* _Activity_
What is needed is an exact copy of every record below.

* _Recorded data_
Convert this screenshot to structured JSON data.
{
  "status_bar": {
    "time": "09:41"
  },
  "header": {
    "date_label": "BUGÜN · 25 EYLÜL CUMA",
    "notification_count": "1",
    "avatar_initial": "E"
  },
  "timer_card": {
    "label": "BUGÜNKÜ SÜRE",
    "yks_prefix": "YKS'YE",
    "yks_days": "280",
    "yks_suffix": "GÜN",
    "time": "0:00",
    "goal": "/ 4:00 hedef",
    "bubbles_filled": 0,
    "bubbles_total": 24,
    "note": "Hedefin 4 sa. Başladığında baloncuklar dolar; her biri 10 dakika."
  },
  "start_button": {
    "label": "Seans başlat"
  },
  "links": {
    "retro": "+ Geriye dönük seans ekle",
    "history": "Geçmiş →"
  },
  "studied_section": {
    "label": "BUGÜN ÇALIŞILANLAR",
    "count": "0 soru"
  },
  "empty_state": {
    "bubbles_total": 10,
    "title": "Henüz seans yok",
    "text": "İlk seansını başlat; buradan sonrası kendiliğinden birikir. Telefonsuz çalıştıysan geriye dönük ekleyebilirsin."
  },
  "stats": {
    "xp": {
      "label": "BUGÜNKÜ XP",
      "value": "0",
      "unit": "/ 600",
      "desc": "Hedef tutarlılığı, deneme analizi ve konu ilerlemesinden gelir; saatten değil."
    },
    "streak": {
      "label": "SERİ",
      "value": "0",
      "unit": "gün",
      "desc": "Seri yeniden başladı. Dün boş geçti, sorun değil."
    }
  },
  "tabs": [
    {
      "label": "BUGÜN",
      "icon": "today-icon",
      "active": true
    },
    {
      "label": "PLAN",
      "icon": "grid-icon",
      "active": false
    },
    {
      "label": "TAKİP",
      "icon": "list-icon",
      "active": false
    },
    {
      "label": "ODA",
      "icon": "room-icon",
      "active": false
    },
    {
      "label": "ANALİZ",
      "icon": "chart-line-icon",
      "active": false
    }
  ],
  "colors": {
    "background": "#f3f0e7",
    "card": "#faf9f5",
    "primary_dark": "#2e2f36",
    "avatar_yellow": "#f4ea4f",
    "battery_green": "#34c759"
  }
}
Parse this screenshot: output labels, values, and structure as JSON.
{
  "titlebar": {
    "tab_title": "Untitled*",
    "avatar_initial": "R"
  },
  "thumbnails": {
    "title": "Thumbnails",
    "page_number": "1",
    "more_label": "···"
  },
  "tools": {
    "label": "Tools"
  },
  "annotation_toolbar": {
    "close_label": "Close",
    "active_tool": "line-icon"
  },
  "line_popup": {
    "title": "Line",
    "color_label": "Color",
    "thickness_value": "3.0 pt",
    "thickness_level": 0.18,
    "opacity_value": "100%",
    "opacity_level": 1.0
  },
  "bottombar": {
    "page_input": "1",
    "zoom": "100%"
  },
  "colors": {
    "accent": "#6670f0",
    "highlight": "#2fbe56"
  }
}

* _Answer section_
Convert this screenshot to structured JSON data.
{
  "status_bar": {
    "time": "09:41"
  },
  "header": {
    "date_label": "BUGÜN · 25 EYLÜL CUMA",
    "notification_count": "1",
    "avatar_initial": "E"
  },
  "timer_card": {
    "label": "BUGÜNKÜ SÜRE",
    "yks_prefix": "YKS'YE",
    "yks_days": "280",
    "yks_suffix": "GÜN",
    "time": "0:00",
    "goal": "/ 4:00 hedef",
    "bubbles_filled": 0,
    "bubbles_total": 24,
    "note": "Hedefin 4 sa. Başladığında baloncuklar dolar; her biri 10 dakika."
  },
  "start_button": {
    "label": "Seans başlat"
  },
  "links": {
    "retro": "+ Geriye dönük seans ekle",
    "history": "Geçmiş →"
  },
  "studied_section": {
    "label": "BUGÜN ÇALIŞILANLAR",
    "count": "0 soru"
  },
  "empty_state": {
    "bubbles_total": 10,
    "title": "Henüz seans yok",
    "text": "İlk seansını başlat; buradan sonrası kendiliğinden birikir. Telefonsuz çalıştıysan geriye dönük ekleyebilirsin."
  },
  "stats": {
    "xp": {
      "label": "BUGÜNKÜ XP",
      "value": "0",
      "unit": "/ 600",
      "desc": "Hedef tutarlılığı, deneme analizi ve konu ilerlemesinden gelir; saatten değil."
    },
    "streak": {
      "label": "SERİ",
      "value": "0",
      "unit": "gün",
      "desc": "Seri yeniden başladı. Dün boş geçti, sorun değil."
    }
  },
  "tabs": [
    {
      "label": "BUGÜN",
      "icon": "today-icon",
      "active": true
    },
    {
      "label": "PLAN",
      "icon": "grid-icon",
      "active": false
    },
    {
      "label": "TAKİP",
      "icon": "list-icon",
      "active": false
    },
    {
      "label": "ODA",
      "icon": "room-icon",
      "active": false
    },
    {
      "label": "ANALİZ",
      "icon": "chart-line-icon",
      "active": false
    }
  ],
  "colors": {
    "background": "#f3f0e7",
    "card": "#faf9f5",
    "primary_dark": "#2e2f36",
    "avatar_yellow": "#f4ea4f",
    "battery_green": "#34c759"
  }
}
Parse this screenshot: output labels, values, and structure as JSON.
{
  "titlebar": {
    "tab_title": "Untitled*",
    "avatar_initial": "R"
  },
  "thumbnails": {
    "title": "Thumbnails",
    "page_number": "1",
    "more_label": "···"
  },
  "tools": {
    "label": "Tools"
  },
  "annotation_toolbar": {
    "close_label": "Close",
    "active_tool": "line-icon"
  },
  "line_popup": {
    "title": "Line",
    "color_label": "Color",
    "thickness_value": "3.0 pt",
    "thickness_level": 0.18,
    "opacity_value": "100%",
    "opacity_level": 1.0
  },
  "bottombar": {
    "page_input": "1",
    "zoom": "100%"
  },
  "colors": {
    "accent": "#6670f0",
    "highlight": "#2fbe56"
  }
}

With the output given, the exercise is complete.